The “Texas two-step” maneuver involves a parent company creating a new company, then offloading the parent’s liabilities on a particular topic to that subsidiary, and then having that subsidiary promptly file for bankruptcy. If successful, the idea is that the parent would be able to wash its hands of responsibilities, while the subsidiary would receive the protections and limitations imposed under federal bankruptcy law.
J&J set up LTL Management, LLC, and transferred all liability for the talc lawsuits to the new company. It also transferred about $2 billion to LTL Management to pay the victims.
If the bankruptcy was approved, the victims would have had to apply to the bankruptcy court for compensation instead of going to a trial court and having a jury decide what each case was worth. Crucially for J&J, the victims would be limited to only a slice of the $2-billion pie.
Limiting their total liability to $2 billion would have been tremendously advantageous for J&J. $2 billion was not nearly as much as it many experts think J&J would pay if those 60,000 cases went to trial or were otherwise settled by agreement in the normal pre-trial negotiating process.
It seemed at first like J&J’s scheme would work. A bankruptcy judge approved LTL Management’s plan last year. Then, in January, the Third Circuit Court of Appeals overruled the bankruptcy judge. The appeals court found that neither J&J nor LTL Management qualified for bankruptcy because neither was in genuine financial distress. It ordered the bankruptcy to be dismissed.

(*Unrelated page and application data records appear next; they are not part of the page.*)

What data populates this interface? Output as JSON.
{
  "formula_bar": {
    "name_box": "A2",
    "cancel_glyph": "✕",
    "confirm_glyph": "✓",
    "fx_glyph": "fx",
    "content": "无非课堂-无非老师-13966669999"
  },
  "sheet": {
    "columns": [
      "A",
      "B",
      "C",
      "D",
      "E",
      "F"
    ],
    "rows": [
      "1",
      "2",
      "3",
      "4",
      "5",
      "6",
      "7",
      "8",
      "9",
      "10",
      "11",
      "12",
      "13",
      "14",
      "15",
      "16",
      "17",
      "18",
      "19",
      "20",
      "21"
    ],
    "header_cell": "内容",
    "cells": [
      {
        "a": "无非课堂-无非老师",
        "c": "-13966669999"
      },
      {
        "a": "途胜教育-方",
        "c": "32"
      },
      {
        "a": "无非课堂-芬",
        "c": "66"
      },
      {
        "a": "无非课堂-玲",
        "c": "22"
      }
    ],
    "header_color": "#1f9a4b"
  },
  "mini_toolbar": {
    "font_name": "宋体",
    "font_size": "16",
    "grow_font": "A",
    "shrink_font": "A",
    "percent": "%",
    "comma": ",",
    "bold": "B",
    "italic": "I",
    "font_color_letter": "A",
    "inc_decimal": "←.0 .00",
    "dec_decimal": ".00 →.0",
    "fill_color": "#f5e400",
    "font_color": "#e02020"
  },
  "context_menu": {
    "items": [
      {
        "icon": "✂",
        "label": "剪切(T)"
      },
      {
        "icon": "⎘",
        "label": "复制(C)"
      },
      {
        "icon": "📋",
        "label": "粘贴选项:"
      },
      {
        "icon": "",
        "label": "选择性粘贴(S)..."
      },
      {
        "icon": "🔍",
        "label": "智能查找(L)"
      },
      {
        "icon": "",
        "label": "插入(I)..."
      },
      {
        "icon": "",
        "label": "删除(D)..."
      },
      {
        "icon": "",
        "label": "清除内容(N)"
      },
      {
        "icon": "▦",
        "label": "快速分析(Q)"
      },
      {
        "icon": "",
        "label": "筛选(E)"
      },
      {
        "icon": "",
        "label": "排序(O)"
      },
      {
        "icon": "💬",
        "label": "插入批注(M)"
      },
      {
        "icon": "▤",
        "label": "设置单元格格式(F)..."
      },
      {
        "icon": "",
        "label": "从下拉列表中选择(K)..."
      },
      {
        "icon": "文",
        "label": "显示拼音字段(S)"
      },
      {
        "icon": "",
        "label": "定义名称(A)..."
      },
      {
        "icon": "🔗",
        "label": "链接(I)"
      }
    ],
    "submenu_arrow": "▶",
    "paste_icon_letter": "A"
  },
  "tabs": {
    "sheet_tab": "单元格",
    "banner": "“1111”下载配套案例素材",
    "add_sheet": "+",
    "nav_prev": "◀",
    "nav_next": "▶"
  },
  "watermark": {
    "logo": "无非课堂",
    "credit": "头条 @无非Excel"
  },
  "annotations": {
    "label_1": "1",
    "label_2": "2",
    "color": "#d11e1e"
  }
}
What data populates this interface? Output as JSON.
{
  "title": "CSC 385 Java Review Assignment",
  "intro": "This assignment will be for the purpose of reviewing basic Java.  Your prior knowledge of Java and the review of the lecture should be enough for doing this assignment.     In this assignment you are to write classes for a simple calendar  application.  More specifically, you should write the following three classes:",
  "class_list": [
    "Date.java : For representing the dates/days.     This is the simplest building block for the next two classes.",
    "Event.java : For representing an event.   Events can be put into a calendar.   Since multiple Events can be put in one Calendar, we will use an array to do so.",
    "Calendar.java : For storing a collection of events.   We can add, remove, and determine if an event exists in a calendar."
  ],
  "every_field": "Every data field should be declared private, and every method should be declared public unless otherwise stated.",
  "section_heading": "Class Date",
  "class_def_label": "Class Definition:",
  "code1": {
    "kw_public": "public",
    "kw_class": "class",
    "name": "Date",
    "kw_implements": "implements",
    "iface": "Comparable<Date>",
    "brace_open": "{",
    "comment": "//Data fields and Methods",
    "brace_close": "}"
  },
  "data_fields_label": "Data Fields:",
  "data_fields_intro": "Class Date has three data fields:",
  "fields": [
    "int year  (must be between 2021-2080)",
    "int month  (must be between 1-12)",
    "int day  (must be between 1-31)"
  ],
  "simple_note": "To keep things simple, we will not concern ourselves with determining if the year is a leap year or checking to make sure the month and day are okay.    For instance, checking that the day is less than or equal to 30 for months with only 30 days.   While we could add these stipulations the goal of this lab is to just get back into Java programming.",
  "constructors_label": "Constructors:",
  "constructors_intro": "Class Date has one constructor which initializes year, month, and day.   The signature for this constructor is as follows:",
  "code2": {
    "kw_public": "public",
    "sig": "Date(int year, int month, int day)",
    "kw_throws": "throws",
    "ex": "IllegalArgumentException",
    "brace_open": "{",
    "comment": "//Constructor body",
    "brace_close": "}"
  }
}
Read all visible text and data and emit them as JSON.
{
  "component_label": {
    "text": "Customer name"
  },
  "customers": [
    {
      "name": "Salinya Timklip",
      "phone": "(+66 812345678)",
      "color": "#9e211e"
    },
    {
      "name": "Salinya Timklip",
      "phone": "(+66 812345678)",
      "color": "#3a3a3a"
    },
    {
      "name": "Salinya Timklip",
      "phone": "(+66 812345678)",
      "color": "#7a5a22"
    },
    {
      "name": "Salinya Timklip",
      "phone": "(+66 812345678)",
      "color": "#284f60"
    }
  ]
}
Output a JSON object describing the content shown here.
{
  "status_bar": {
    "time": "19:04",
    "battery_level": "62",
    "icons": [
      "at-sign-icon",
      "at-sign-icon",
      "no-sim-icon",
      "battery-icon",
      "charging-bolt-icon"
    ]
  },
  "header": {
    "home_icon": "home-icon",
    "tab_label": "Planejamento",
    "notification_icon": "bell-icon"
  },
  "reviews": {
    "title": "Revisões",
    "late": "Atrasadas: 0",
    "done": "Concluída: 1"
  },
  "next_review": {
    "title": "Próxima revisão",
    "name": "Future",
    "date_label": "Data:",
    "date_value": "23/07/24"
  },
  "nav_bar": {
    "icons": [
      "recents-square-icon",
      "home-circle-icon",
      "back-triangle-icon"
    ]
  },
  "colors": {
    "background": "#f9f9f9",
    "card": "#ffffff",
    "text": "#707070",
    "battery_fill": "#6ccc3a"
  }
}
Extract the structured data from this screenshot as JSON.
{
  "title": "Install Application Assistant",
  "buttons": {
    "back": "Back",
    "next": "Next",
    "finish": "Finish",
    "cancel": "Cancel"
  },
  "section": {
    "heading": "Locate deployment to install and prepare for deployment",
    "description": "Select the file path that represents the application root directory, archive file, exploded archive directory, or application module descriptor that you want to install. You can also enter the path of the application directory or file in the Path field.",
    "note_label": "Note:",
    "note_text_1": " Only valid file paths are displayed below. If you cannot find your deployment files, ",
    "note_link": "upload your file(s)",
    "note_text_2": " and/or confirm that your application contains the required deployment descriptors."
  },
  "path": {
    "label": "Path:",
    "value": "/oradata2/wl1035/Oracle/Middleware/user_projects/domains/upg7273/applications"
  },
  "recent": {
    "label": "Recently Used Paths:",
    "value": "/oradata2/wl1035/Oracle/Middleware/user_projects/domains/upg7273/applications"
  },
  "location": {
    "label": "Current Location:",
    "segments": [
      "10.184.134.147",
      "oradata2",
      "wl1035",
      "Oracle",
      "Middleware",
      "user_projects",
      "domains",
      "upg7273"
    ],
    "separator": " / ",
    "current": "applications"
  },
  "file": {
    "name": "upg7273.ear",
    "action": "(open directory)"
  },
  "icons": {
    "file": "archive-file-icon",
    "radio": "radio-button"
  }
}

Now, the Third Circuit refused to put its order on hold and dismissed the bankruptcy. Would the victims finally get their day in court? In the words of college football commentator Less Corso, “Not so fast my friends.”
J&J plays the same card for higher stakes
Days after it was thwarted by the Third Circuit, Johnson & Johnson announced that LTL Management will re-file for Chapter 11 bankruptcy protection. The difference this time?
It will still be a “Texas two-step.” LTL Management would still be solely liable for compensating the talc cancer victims. The fund for those victims would still be limited.
But this time, the victim fund would be $8.9 billion.
It seems like the same dance, but there is one more difference. This time, some plaintiffs have agreed to the plan, although many have not.
Other companies are trying the ‘Texas two-step’ maneuver
Will J&J get away with limiting its total exposure to $8.9 billion? That’s an important question because other companies with large potential liabilities are also trying the “Texas two-step.” Purdue Pharma (opioids), 3M (faulty combat ear plugs) and Georgia Pacific (asbestos) are betting that they too can say how much they owe the people they hurt instead of trial courts and juries.
If the maneuver works, injured people could lose their right to a day in court. They could be limited to a slice of a pie that was predetermined by the very company responsible for their injury, disease, or even death.